In the instances of more fleshy fungi, such as the Boleti, Polyporei, and Coprinus, more rapid desiccation is necessary. By exposing them in the sun on a tin roof or absorbent paper the moisture is rapidly evaporated. They might also be suspended above the kitchen range in a wire basket and thus quickly dried. In Boleti the drying is facilitated by the removal of the whole pore layer, which is easily separated from the cap.
Mushrooms thus treated seem to retain their aroma; in Procerus, Clavaria, Morel, Helvella, and "Fairy-ring" being intensified above that of their moist condition and most appetizing.
The desiccated specimens should be kept in a dry place, with good circulation of air, or enclosed in hermetically sealed tin boxes; in the latter case being occasionally examined to insure against mould by possible absorption of moisture.
When desired for use they are simply soaked in tepid water, which, by gradual absorption, causes the specimens occasionally to assume almost their original dimensions and juicy character, when they should be treated as recommended for the fresh mushrooms.
For the benefit of the vegetarian, or the curiously or experimentally inclined, I append a few suggestions apropos of a menu a la mode, in which the fungus might be employed with good effect as a rival to the familiar established prandial delights.
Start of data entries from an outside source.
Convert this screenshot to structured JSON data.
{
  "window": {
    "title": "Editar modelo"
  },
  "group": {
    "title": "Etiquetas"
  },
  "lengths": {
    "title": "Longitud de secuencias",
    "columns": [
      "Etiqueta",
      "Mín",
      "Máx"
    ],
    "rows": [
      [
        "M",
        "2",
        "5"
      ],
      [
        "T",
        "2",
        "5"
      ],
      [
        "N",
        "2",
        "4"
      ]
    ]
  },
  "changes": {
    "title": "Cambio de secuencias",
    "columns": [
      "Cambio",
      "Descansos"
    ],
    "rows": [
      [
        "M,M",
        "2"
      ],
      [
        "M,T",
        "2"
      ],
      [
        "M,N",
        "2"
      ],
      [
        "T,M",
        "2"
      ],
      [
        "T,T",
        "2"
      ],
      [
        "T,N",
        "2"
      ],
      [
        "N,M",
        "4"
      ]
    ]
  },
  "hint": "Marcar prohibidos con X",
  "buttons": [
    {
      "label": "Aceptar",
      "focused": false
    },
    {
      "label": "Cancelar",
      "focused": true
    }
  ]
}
Each selection is numbered with reference to its particular descriptive or suggestive paragraph in the preceding pages of the chapter.
A feast based upon these recommendations, re-enforced with appropriate adjuncts - the "mother"-born vinegar, the fungus-leavened loaf, the fungus-foaming beaker - might cumulatively prove a persuasive plea for the creed of vegetarianism.